May 1st, the sun will set at 10pm and May 31st the sun sets at 11pm. Weather plays a huge factor and clouds can spoil your success to capture a solar storm erupting into a beautiful and colorful display. But we are far enough north to be able to offer this to our guests. So if you’re an avid photographer or just a sky watcher, brave the cold night and set your clocks to wake up and see earth's greatest natural spectacle.
32' Viking Dive Boat
The Viking is great for small groups and is considered a wet cabin allowing divers to enjoy accessing the heated cabin while waiting for the next dive. It is a 32' catamaran with dual Honda 150 outboard's. The cabin is equipped with full electronics, bathroom, heat and seating for up to 7 comfortably. AED & Oxygen medical kit, Life-raft, first aid and all emergency equipment stored inside vessels cabin. Captain is CPR and first aid certified. Divers will have tanks filled with lodge's on shore dive compressor. We end the day at 2pm in order to ensure enough time is given to fill scuba tanks. During dive sessions, we use the "buddy system" and do not offer "in water" dive guides, but do give you a detailed briefing so that you can confidently navigate the site with a buddy. If your group would like to request a dive guide, one can be provided for an additional cost but must be booked at the same time you book your stay.
Expedition package itinerary
Trip synopsis: Scuba diving can be amazing at dive sites, but this trip has much more than diving packed into it. Topside photography for whales, porpoise and bears. The highlight of the expedition will be eagle predation during the morning with diving reserved for the afternoon!

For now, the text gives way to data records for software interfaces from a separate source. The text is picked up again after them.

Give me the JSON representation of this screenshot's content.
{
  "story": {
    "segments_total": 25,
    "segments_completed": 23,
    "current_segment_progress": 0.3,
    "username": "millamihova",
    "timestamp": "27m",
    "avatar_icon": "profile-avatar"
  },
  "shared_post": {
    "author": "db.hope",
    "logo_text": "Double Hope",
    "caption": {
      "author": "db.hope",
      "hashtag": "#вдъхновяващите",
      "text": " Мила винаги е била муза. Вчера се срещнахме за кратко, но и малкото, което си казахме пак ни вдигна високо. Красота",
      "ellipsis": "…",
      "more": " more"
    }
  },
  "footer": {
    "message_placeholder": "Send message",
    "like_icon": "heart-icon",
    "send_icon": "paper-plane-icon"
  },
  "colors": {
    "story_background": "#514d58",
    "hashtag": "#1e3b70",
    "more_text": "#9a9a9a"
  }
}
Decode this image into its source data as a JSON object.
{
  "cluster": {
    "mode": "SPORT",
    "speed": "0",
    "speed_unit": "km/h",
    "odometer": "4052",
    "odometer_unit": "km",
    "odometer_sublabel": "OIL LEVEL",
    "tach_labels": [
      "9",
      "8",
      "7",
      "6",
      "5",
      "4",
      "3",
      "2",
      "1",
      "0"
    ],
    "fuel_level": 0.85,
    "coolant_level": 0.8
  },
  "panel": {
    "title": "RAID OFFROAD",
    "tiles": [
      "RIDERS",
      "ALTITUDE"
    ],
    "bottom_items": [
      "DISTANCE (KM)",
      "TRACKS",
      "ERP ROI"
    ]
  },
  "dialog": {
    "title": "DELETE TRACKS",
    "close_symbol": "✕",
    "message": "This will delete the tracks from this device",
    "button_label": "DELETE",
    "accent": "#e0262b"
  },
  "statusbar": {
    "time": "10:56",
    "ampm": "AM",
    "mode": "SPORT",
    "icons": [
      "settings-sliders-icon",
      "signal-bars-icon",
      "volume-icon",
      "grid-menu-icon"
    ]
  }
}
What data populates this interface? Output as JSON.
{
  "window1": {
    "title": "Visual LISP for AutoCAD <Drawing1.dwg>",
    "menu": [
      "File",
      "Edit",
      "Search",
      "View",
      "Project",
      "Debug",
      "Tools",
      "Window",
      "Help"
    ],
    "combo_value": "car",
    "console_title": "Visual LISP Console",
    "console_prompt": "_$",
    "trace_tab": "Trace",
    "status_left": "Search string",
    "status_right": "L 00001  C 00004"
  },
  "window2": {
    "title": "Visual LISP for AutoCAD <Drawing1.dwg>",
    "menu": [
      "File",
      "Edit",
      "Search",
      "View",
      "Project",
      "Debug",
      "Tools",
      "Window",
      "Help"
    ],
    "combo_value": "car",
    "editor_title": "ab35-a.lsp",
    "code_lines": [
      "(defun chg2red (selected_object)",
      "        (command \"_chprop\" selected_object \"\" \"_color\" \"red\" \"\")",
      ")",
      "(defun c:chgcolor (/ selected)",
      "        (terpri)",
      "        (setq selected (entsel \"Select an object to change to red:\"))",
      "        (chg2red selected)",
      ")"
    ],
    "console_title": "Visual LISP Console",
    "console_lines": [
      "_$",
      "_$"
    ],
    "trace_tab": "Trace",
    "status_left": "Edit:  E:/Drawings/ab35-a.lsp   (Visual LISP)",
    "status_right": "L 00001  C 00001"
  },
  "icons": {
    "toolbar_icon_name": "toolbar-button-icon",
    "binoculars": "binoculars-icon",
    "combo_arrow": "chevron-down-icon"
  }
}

Package details: 7 day/6 night Shark Package. First and last days are travel days. Includes 5 total days snorkeling/diving, meals, snacks, weights, 3 tanks and refills each day. Transportation from Valdez, AK to the remote Ravencroft Lodge and back is also included. Double occupancy rooms. Self-guided paddleboards available at lodge for evening use. Alcohol/soft drinks, large heavy snacks & gratuities not included.
Travel details: We recommend that you arrive a day before and
leave the following morning from your departure day from the
lodge. Divers arriving the day before allow for weather
delays into Valdez, AK that may happen from time to time.
But arriving early allows you to take advantage of visiting Valdez
and Solomon Hatchery where bears, sea lions
and eagles can be found feasting on salmon runs. Ask for
Travel details: We recommend that you arrive a day before and leave the following morning from your departure day from the lodge. Divers arriving the day before allow for weather delays into Valdez, AK that may happen from time to time. But arriving early allows you to take advantage of visiting Valdez and Solomon Hatchery where bears, sea lions and eagles can be found feasting on salmon runs. Ask for more details.
Disclaimer: Remember that sea animals are free to roam the open ocean and topside animals are free to roam the wilderness. There are no fences or nets keeping them to a specific area to ensure sightings. So please keep in mind that interactions are highly likely during the week, but not guaranteed. But thats the magic of each encounter and makes it incredibly special!
- Group Size: 6 person
- Experience Level: Intermediate - Advanced Open Water Certification Required
- Tour Focus: Diving, Eagle Snorkeling, Iceberg Snorkeling, Topside Whale Photography
- Day 1 - Travel day from Valdez, AK to Lodge. Depart at 12pm. Lunch not included.
- Day 2 to 5 - Eagle photography in the morning followed by 1-3 dives (time dependant), evening hummingbirds and northern lights.
- Day 6 - Sea Lion Rookery and Columbia Glacier (snorkel with icebergs).
- Day 7 - Travel day back to Valdez, AK. Depart Lodge at 9am for Valdez.